  • Sphinx is not only for Python

  • Read the Docs is not only for Github

In the Sphinx exercise, we first test the availability of Sphinx. This test needs to be done in a terminal where Python is available. It can take a bit of time to get everybody on board with Sphinx. It can be nice to make a short break if you need more time to fix problems.

Live better than reading the website material

It is better to demonstrate the commands live and type-along. Ideally connecting to examples discussed earlier.

In online workshops most of the type-along becomes group exercise work where groups can share screen and discuss.

What worked well in past workshops

It is good if participants see how they can sphinx-quickstart a project from zero.

Then they learn how to deploy an existing project to RTD.

Field reports

2022 September

We were pressed for time (we started 5-10 minutes late, relative to the schedule below), so we made most of the first lessons fast. In the schedule below, note that we had the first 10 minutes for “Motivation” and “Popular tools”, which we didn’t fully realize so that put us even further behind. Doing these introduction parts quickly was hard but was probably worth it since we had plenty of time in the end. For the “tools”, one person summarized the point of each section on the page quickly. The README episode was done quickly, we basically skipped the exercises to get to Sphinx, and this put us back on schedule.

For Sphinx, we did it a lot like you see in the schedule: first exercise (the basic setup) was type-along, but it was a bit too much to do in the 10 minutes we had allotted (we typed too fast). But, people then had a nice long time to make it up and do everything. It seemed to work well. The Github pages deployment could then be done as a nice, slow demo, and we had plenty of time to ask questions.
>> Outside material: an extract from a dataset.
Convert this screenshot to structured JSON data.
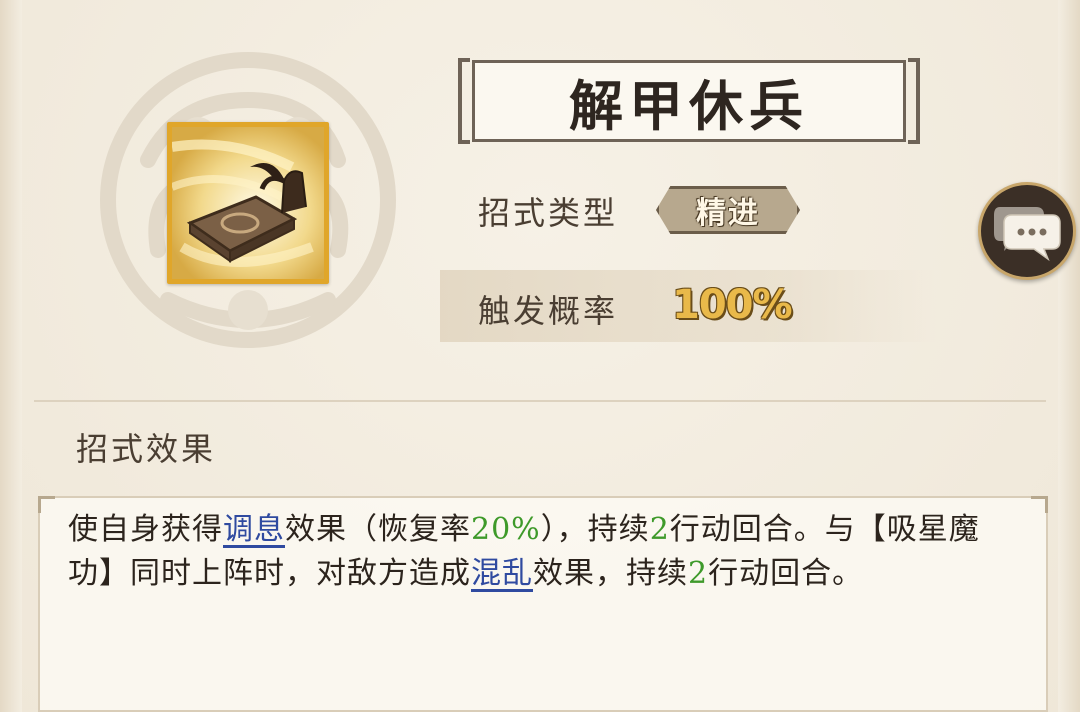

Overall, I think this was the right track, but we could have practiced doing the first parts even faster, and warned people that we focus on the Sphinx exercises.